▶ [RECORDS]

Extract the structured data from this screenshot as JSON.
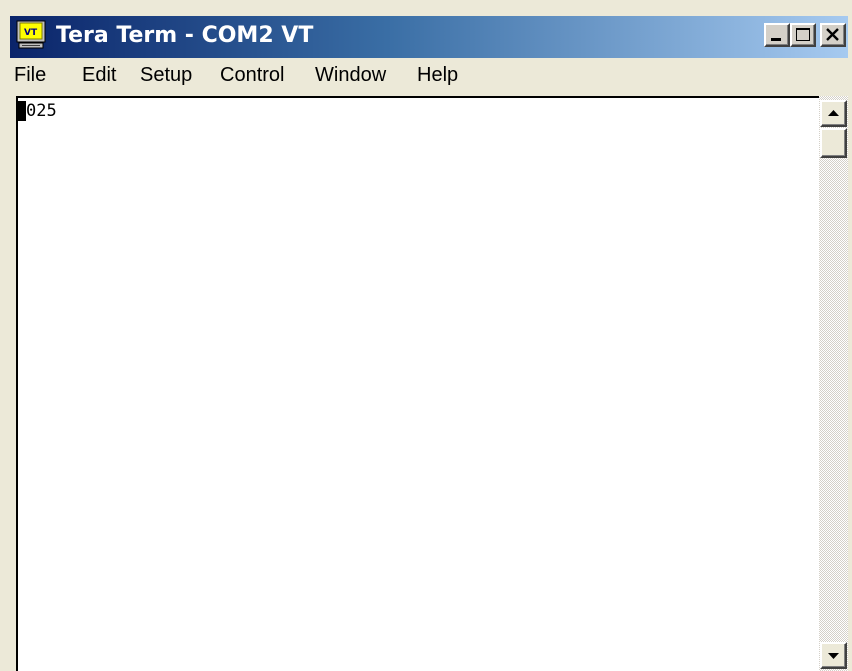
{
  "window": {
    "title": "Tera Term - COM2 VT",
    "icon": "teraterm-vt-icon"
  },
  "controls": {
    "minimize_icon": "minimize-icon",
    "maximize_icon": "maximize-icon",
    "close_icon": "close-icon"
  },
  "menu": {
    "items": [
      {
        "label": "File"
      },
      {
        "label": "Edit"
      },
      {
        "label": "Setup"
      },
      {
        "label": "Control"
      },
      {
        "label": "Window"
      },
      {
        "label": "Help"
      }
    ]
  },
  "terminal": {
    "lines": [
      "025"
    ],
    "background": "#ffffff",
    "foreground": "#000000"
  },
  "colors": {
    "titlebar_start": "#0a246a",
    "titlebar_end": "#a6caf0",
    "chrome": "#ece9d8"
  }
}
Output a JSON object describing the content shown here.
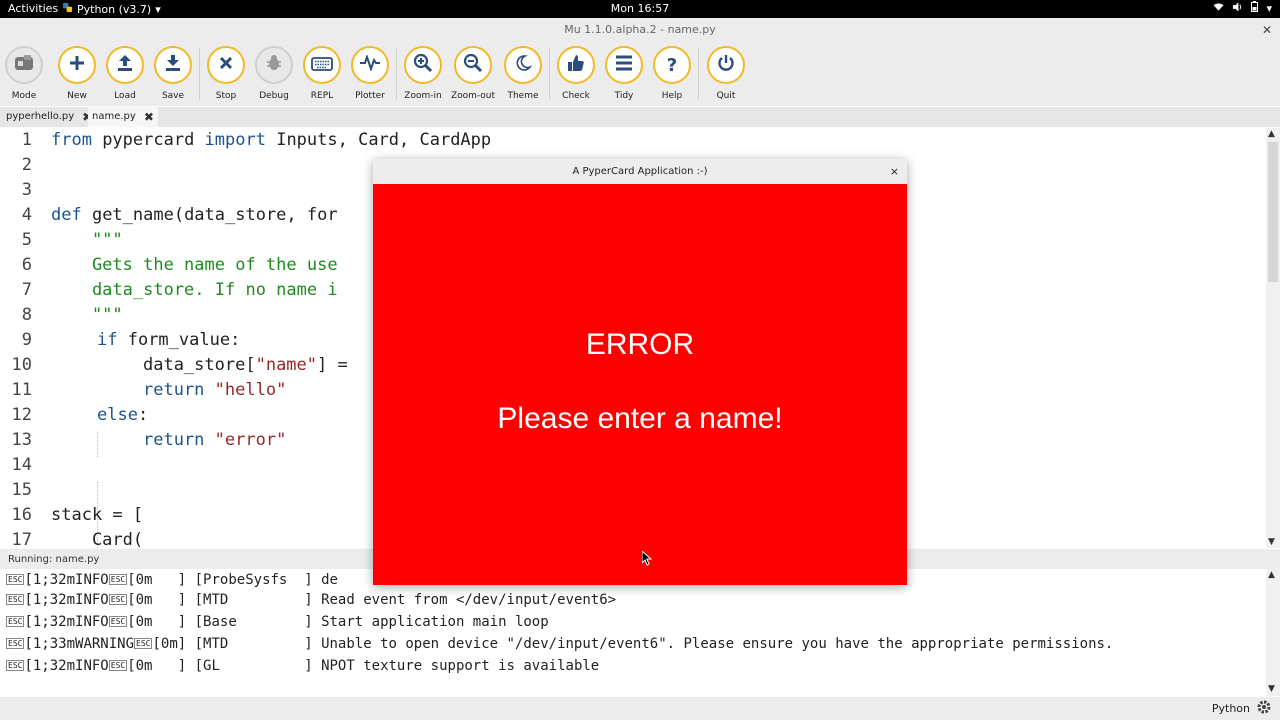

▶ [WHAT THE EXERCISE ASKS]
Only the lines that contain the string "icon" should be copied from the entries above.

▶ [ANSWER TO THIS PROBLEM]
    "icon": "teraterm-vt-icon"
    "minimize_icon": "minimize-icon",
    "maximize_icon": "maximize-icon",
    "close_icon": "close-icon"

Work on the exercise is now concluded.